Tool’s long awaited Fear Inoculum was merely speculation for the last 13 years or so; its existence seemed to have spurred from hopeful fans who were left hanging after 2006’s 10,000 Days– and Tool was ready to deliver again.
The Los Angeles alternative/progressive metal band had a lot to live up to. Their discography boasted 10 min+ songs, creative polyrhythms, various time signatures within each track, heavy, powerful riffs and the belting rock vocals of vocalist Maynard James Keenan. Their fans are nearly considered cult-like due to their utmost passion for the complexity of their instrumentals and reflective, often spiritual lyrics.
I think with this standard in mind, Tool did not stray far from their previous works, and overall, they maintained the sound which is imprinted on the minds of die-hard fans. It can be difficult to determine: is Fear Inoculum a record worth the hype? Especially for newer fans.
Fear Inoculum starts out with its self titled track, and immediately begins with its journey of building tension. It starts off with a steady synth resembling some kind of futuristic sounding machinery, interrupted by drummer Danny Carey’s Indian tabla drums. A gentle melody overlaps in the background, then guitar joins in- the actual chorus does not take over until nearly four minutes into the song. “Fear Inoculum”, I think is one of the best on the record at mastering this tension, and providing catharsis at the chorus. The guitars are not overbearing, and Keenan’s voice is even a bit detached, but it still creates such a powerful release.
There are definitely moments of power like this, but I found that Fear Inoculum can’t be judged on this basis alone. It’s an extraordinarily meditative album- it’s just not everyone’s taste. I think it was able to convey this by making some tracks very long, and breaking it up with shorter interludes in between. In other words- songs like “Pneuma”, “7empest”, “Descending” demand your attention with contemplative poetic lyrics- and it’s more grounded musically- while “Chocolate Chip Trip”, “Litanie Contre la Peur” and “Legion Incolulant” are more there to “zone-out” to and set the feeling for the next track.

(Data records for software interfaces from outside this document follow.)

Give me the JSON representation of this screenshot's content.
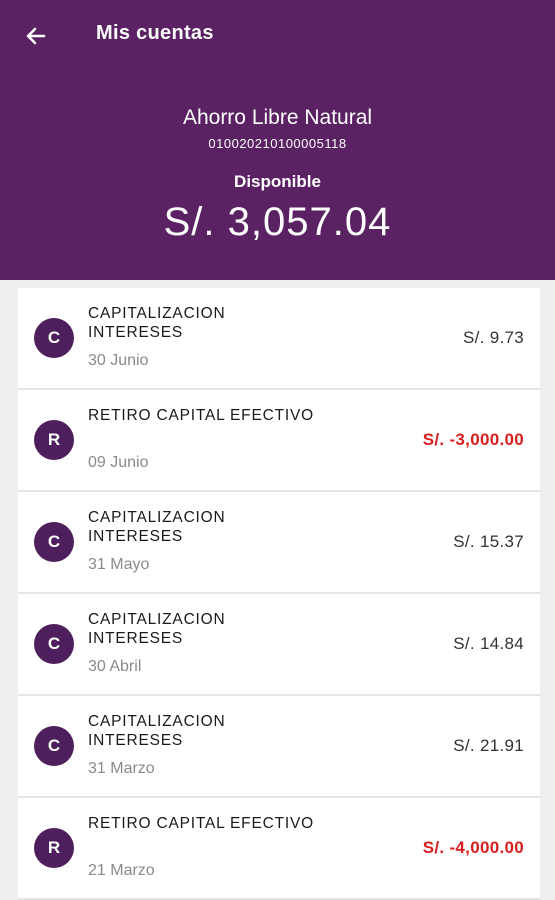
{
  "header": {
    "title": "Mis cuentas",
    "back_icon": "arrow-left-icon"
  },
  "account": {
    "name": "Ahorro Libre Natural",
    "number": "010020210100005118",
    "balance_label": "Disponible",
    "balance": "S/. 3,057.04"
  },
  "transactions": [
    {
      "initial": "C",
      "title": "CAPITALIZACION INTERESES",
      "date": "30 Junio",
      "amount": "S/. 9.73",
      "negative": false
    },
    {
      "initial": "R",
      "title": "RETIRO CAPITAL EFECTIVO",
      "date": "09 Junio",
      "amount": "S/. -3,000.00",
      "negative": true
    },
    {
      "initial": "C",
      "title": "CAPITALIZACION INTERESES",
      "date": "31 Mayo",
      "amount": "S/. 15.37",
      "negative": false
    },
    {
      "initial": "C",
      "title": "CAPITALIZACION INTERESES",
      "date": "30 Abril",
      "amount": "S/. 14.84",
      "negative": false
    },
    {
      "initial": "C",
      "title": "CAPITALIZACION INTERESES",
      "date": "31 Marzo",
      "amount": "S/. 21.91",
      "negative": false
    },
    {
      "initial": "R",
      "title": "RETIRO CAPITAL EFECTIVO",
      "date": "21 Marzo",
      "amount": "S/. -4,000.00",
      "negative": true
    }
  ],
  "colors": {
    "header_bg": "#5a2263",
    "avatar_bg": "#4e1f5c",
    "negative_amount": "#d61f1f"
  }
}
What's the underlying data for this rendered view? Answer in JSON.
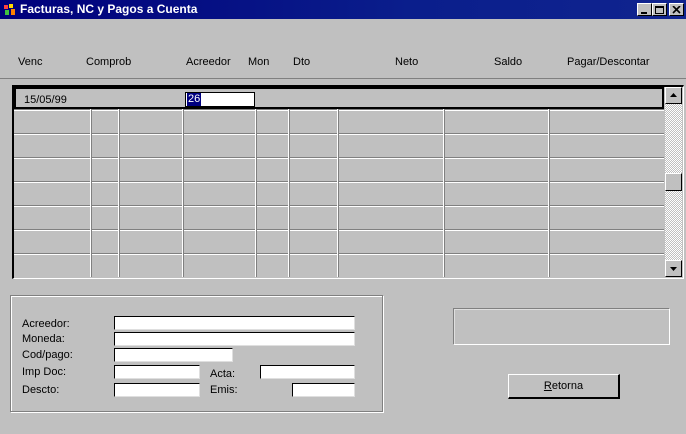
{
  "window": {
    "title": "Facturas, NC y Pagos a Cuenta",
    "controls": [
      "minimize",
      "maximize",
      "close"
    ]
  },
  "columns": [
    {
      "label": "Venc"
    },
    {
      "label": "Comprob"
    },
    {
      "label": "Acreedor"
    },
    {
      "label": "Mon"
    },
    {
      "label": "Dto"
    },
    {
      "label": "Neto"
    },
    {
      "label": "Saldo"
    },
    {
      "label": "Pagar/Descontar"
    }
  ],
  "grid": {
    "rows": [
      {
        "venc": "15/05/99",
        "comprob": "",
        "acreedor": "26",
        "mon": "",
        "dto": "",
        "neto": "",
        "saldo": "",
        "pagar": ""
      }
    ],
    "empty_rows": 7
  },
  "detail": {
    "acreedor_label": "Acreedor:",
    "moneda_label": "Moneda:",
    "cod_pago_label": "Cod/pago:",
    "imp_doc_label": "Imp Doc:",
    "descto_label": "Descto:",
    "acta_label": "Acta:",
    "emis_label": "Emis:",
    "acreedor_value": "",
    "moneda_value": "",
    "cod_pago_value": "",
    "imp_doc_value": "",
    "descto_value": "",
    "acta_value": "",
    "emis_value": ""
  },
  "actions": {
    "retorna_mnemonic": "R",
    "retorna_rest": "etorna"
  },
  "colors": {
    "title_bar": "#00007b",
    "face": "#c0c0c0",
    "selection": "#000080"
  }
}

If there’s any phrase to even remotely sum up this album it would be “quiet power”- there is a lot to digest, but it takes it’s time to make sure you hear it all. Fancy production methods are kept to a minimum at points, so that their instrumentals are able to do their loudest speaking. Their is a consistent primal passion to each song, usually maintained by the drumming, except in, for example, “Culling Voices”- and a sense of free-flying freedom, like guitarist Adam Jone’s intense playing at around 7 minutes in “7empest”.
I had to listen to most of this album a few times to really soak it in- I realized I enjoyed most of it- all its ups and downs, and sense of clarity coupled with confusion. The lyrics can make the most impact if you take the time to interpret them for yourself and how it fits with the other tracks. An album should be like a story, and everyone should experience it differently. My only valuable advice would be: take your time and pay attention to how it makes you feel. (And disregard all the pretentious Tool fans out there)